5¢ - Red brown (shown) or pale red brown - Type I
Projections on the four sides are complete
Perf. 15½ - Scott #28 - 1858
Used copies most have New Orleans Date Stamp
(with 4 margins around the design)
No postmark with gum (MH): $,00-$,00
Full perfect gum, no postmark, no trace of stamp hinge mark (MNH): $14,000-$30,000
Issued: 8th August, 1857, earliest known use is the 23rd August, 1857
Plate Size: Sheets of 200 subjects (2 panes of 100).
Printer: Toppan, Carpenter & Co., using the flat plate process.
Quantity Issued: 270,000
Color: RED BROWN or PALE RED BROWN
Note: Because of the narrow margins, finding an example with all four of the outer protusions of the frame visible is extremely hard.
Earliest Known Use
23rd August 1857
The Inspiration for the Design
How the perforated stamp came to us

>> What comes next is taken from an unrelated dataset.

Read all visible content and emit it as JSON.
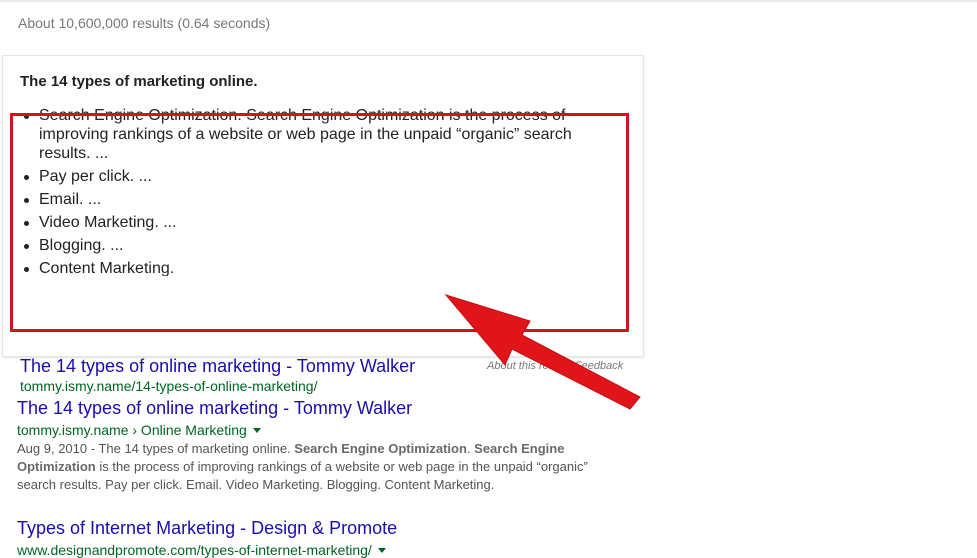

When Rowland Hill designed the worlds first postage stamp, the penny black, no provision was made for separating the stamps. in 1847, six years after the introduction of the first stamp, Henry Archer submitted a two seperating machines to the British postmaster general. These machines employed lancet shaped blades, however their effect, was mixed at best. Soon after Mr Archer patented a machine which used perforation as a means of seperation, his first trials with this machine were on the Prince Consort essay, an example is seen above. The Prince Consort was Prince Albert, the design was never approved.
In October 1853 the first perforated stamps were issued in the UK using new perforating machines built by David Napier and Son Ltd, they were revenue stamps The first perforated stamps were revenue stamps issued in October 1853.
Aaron Brown, Postmaster-General 1857-59
In 1857 the new postmaster general was determined to introduce the perforation of postage stamps to the US. Perforating machines, at the cost of $3,000 were acquired by Toppan Carpenter, along with $6,000 in new plates. The machines were from England, but not from Napier, they purchased rouletting machines from William Bemrose & Sons of Derby, converting them to perforating machines. One problem is that these new machines could accommodate a relatively narrow sheet, which explains why the stamps of the 1857 series are spaced so close together. The first stamps to be perforated were the thirty cent, twenty four cent and ninety cent values.
The largest known multiple